■ Assigned task
Which lines below contain the word "Presets"? Copy each one.

■ Collected data entries
[Start of section]
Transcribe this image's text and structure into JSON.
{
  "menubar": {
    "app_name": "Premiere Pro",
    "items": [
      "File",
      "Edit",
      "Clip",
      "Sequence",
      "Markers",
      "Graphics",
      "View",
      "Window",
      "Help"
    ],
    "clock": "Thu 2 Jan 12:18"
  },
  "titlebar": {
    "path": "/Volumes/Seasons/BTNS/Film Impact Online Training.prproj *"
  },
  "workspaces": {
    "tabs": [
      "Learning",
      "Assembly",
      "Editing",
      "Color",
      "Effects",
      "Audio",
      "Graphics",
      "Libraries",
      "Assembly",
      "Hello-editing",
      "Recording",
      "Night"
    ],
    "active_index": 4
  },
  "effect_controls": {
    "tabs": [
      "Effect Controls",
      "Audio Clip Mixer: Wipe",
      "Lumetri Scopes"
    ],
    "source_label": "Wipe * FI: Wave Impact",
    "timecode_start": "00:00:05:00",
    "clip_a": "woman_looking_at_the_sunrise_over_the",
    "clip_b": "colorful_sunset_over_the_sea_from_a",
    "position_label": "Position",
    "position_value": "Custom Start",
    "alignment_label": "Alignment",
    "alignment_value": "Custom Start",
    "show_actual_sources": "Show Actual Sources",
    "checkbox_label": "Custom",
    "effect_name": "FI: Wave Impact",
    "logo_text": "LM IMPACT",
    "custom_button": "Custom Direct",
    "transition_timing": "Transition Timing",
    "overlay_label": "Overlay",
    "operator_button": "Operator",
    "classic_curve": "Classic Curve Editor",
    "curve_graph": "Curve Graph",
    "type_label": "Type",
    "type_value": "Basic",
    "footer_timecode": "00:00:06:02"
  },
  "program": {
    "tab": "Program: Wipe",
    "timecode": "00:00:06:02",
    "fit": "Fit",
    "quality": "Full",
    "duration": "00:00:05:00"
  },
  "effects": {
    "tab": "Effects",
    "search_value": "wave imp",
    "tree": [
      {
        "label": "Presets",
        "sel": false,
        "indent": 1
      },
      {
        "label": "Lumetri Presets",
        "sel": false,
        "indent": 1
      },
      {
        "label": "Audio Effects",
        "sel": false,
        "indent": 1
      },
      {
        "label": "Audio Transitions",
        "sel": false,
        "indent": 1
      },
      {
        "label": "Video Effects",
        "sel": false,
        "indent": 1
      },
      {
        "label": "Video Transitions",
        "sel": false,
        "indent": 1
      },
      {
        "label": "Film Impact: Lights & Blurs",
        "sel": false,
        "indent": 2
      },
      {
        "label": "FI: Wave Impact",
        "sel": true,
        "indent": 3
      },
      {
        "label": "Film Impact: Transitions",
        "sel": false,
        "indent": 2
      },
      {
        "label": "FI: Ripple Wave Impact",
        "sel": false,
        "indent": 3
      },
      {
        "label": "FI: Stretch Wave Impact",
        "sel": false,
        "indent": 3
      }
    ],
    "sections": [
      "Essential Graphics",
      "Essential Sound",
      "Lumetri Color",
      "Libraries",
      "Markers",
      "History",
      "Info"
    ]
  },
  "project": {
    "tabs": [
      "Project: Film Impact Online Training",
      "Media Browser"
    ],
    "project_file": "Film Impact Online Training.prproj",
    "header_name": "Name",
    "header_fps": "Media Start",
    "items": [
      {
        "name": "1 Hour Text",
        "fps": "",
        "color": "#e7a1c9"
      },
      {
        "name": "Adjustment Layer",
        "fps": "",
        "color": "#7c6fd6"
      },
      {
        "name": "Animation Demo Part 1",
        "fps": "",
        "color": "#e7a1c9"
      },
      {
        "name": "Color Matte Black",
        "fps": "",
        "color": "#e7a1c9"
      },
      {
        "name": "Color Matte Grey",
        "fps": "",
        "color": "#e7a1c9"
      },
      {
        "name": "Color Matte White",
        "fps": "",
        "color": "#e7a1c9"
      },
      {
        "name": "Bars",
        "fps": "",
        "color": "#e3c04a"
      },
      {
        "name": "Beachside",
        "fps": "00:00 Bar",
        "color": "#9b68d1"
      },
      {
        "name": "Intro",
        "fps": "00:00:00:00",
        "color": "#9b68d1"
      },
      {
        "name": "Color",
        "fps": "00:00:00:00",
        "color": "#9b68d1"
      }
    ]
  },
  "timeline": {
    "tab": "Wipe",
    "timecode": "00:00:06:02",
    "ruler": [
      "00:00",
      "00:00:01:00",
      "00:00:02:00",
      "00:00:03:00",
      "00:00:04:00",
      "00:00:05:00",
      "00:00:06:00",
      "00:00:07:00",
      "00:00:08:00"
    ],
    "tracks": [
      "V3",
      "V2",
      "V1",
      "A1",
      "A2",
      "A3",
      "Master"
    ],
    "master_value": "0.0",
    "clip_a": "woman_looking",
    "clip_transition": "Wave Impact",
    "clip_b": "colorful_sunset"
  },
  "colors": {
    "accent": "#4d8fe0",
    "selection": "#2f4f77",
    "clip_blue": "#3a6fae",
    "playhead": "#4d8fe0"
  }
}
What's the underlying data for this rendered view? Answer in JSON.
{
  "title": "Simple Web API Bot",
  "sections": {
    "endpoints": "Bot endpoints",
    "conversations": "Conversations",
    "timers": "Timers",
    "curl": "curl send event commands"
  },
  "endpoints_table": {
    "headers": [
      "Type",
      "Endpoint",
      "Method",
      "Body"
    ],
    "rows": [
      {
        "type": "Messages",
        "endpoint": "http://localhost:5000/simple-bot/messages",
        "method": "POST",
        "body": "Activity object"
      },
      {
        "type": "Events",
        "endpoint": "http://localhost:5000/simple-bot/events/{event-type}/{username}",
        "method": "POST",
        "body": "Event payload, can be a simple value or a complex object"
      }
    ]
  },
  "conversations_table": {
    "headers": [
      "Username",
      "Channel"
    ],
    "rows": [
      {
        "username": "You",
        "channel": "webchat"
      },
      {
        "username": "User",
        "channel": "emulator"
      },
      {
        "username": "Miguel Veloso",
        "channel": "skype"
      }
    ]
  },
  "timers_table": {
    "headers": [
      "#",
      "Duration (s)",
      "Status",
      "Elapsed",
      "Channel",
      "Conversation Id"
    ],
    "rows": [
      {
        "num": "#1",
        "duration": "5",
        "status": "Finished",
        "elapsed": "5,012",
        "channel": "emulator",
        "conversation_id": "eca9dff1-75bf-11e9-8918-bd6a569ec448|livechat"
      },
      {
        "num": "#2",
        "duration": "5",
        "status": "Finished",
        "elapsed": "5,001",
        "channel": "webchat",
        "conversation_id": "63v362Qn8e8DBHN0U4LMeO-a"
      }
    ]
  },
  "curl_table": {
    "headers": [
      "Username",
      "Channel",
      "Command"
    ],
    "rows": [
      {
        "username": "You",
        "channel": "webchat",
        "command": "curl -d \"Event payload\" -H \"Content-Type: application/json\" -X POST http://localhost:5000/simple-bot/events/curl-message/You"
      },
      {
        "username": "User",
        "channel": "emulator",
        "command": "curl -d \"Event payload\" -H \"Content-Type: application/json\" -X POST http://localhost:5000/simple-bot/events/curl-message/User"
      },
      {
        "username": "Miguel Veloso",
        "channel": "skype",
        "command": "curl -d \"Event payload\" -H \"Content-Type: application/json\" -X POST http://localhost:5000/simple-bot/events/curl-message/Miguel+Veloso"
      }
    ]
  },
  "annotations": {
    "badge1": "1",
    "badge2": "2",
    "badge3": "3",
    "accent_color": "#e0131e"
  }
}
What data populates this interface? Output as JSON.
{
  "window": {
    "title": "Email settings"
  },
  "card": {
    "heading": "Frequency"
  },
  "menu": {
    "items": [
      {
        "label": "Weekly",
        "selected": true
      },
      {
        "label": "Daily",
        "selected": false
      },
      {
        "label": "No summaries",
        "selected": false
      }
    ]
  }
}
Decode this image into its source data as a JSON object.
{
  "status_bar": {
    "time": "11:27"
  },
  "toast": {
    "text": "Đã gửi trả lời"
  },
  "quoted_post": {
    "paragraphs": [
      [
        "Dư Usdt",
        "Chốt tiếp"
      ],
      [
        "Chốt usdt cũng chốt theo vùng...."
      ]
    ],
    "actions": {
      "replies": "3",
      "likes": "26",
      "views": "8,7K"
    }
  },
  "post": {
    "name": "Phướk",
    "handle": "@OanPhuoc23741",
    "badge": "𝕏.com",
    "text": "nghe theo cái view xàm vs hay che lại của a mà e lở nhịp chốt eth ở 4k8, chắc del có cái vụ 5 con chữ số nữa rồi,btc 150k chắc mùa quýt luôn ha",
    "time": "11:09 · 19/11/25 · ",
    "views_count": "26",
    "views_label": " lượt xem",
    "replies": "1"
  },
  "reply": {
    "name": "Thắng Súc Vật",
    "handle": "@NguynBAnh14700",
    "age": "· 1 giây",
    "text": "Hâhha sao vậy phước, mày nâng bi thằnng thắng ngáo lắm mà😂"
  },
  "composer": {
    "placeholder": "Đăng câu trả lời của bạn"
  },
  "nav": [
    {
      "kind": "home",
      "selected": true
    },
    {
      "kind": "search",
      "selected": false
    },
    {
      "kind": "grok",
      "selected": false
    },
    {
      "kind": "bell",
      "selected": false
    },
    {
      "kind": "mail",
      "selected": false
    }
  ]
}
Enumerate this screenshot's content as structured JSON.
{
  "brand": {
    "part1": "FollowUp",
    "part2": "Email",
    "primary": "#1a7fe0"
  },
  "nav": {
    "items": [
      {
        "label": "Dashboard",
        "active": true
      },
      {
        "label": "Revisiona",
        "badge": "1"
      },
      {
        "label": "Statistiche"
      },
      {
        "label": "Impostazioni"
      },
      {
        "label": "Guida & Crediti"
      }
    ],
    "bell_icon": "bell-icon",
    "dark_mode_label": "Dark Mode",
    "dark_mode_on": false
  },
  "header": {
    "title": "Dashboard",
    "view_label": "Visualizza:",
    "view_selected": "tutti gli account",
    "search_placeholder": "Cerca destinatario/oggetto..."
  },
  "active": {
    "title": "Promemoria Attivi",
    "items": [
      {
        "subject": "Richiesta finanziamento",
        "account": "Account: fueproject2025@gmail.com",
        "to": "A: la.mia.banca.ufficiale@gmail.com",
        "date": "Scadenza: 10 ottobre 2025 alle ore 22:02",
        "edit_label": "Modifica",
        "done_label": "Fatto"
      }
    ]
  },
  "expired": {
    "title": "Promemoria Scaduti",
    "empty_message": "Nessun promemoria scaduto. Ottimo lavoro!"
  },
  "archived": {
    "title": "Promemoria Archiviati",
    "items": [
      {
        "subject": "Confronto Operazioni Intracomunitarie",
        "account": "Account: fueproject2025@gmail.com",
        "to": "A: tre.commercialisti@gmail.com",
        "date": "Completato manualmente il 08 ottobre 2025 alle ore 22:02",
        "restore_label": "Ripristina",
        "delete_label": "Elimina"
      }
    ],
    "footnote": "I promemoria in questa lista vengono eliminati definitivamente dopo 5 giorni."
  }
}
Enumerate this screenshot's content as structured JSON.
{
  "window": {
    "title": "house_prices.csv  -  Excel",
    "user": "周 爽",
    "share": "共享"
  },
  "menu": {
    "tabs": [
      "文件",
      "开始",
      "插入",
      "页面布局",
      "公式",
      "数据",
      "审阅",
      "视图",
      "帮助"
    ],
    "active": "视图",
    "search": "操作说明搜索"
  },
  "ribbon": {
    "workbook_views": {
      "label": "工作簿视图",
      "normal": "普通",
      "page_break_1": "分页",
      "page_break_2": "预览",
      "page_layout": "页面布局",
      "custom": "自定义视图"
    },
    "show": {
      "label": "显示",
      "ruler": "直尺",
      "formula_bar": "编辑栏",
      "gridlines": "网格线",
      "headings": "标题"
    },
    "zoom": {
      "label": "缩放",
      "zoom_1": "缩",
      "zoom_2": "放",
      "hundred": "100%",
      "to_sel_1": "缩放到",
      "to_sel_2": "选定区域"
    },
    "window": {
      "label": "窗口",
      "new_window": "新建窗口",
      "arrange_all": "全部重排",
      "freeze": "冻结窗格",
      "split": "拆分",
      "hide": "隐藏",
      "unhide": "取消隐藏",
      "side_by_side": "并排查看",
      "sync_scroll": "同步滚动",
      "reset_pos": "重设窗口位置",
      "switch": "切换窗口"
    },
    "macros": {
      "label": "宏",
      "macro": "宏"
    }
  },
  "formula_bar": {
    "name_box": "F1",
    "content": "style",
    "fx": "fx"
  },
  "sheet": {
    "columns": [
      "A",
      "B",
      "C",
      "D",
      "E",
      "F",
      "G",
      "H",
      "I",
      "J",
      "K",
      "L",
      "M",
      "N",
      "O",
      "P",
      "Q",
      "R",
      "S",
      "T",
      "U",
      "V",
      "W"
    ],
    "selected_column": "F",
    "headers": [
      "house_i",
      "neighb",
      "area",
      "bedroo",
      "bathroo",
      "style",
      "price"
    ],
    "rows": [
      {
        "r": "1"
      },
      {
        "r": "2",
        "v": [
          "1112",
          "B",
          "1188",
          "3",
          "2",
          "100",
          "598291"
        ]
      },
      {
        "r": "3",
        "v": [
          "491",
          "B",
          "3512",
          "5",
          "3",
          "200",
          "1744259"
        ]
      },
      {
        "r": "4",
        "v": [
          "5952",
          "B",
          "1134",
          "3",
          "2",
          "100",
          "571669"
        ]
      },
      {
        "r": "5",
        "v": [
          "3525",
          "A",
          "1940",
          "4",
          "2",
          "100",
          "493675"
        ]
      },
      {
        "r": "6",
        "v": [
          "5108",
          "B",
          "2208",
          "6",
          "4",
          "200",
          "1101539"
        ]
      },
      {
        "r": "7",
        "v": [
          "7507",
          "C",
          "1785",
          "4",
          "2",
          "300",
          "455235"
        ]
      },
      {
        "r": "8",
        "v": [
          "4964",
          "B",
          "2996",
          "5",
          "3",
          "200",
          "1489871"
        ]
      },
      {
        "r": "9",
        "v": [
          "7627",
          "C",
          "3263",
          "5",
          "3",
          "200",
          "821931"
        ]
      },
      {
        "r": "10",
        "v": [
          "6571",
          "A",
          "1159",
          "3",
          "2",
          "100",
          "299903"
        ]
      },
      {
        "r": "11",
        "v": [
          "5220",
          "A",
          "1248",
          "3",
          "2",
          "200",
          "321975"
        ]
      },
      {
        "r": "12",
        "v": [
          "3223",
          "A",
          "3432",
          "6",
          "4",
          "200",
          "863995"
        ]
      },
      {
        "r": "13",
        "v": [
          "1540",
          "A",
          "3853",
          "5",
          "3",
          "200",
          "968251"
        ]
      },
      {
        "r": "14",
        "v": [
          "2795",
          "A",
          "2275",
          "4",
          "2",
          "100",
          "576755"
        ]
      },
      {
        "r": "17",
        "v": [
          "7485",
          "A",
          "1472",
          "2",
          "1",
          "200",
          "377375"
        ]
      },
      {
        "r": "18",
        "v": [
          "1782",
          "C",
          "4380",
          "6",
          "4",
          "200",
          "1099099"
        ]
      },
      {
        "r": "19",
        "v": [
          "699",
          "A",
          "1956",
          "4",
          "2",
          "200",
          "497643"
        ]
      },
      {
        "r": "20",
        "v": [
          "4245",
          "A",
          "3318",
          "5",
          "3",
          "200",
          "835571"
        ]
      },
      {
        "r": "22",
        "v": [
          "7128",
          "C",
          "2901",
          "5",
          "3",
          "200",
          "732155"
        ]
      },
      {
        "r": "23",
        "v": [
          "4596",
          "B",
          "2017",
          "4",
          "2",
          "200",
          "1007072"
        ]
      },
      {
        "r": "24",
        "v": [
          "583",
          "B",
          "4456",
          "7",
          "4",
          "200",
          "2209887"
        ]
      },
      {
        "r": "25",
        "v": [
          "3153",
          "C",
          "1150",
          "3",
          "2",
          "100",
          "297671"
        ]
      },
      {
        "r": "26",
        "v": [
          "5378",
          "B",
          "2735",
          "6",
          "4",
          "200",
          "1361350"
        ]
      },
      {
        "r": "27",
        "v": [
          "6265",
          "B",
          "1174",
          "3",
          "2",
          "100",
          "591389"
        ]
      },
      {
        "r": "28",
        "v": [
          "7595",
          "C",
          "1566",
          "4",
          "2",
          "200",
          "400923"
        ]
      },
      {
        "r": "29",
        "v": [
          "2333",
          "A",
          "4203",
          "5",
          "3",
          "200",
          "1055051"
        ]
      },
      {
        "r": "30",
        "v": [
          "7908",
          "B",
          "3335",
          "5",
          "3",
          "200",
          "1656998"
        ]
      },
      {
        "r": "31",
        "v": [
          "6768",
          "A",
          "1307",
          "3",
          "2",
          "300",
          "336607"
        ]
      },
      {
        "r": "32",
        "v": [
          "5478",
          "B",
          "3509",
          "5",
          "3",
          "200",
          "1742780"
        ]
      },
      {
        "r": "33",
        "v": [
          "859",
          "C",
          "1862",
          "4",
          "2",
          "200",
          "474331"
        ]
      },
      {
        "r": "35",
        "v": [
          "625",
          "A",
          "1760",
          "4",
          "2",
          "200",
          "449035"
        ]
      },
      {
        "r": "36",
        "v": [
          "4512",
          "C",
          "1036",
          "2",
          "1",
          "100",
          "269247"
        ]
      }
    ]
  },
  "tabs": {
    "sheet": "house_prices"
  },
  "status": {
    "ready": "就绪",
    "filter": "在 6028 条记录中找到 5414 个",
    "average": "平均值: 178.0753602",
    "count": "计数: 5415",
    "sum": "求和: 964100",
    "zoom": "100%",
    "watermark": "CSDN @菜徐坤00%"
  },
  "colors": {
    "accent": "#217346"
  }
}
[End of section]
■ Exercise solution
        "label": "Presets",
        "label": "Lumetri Presets",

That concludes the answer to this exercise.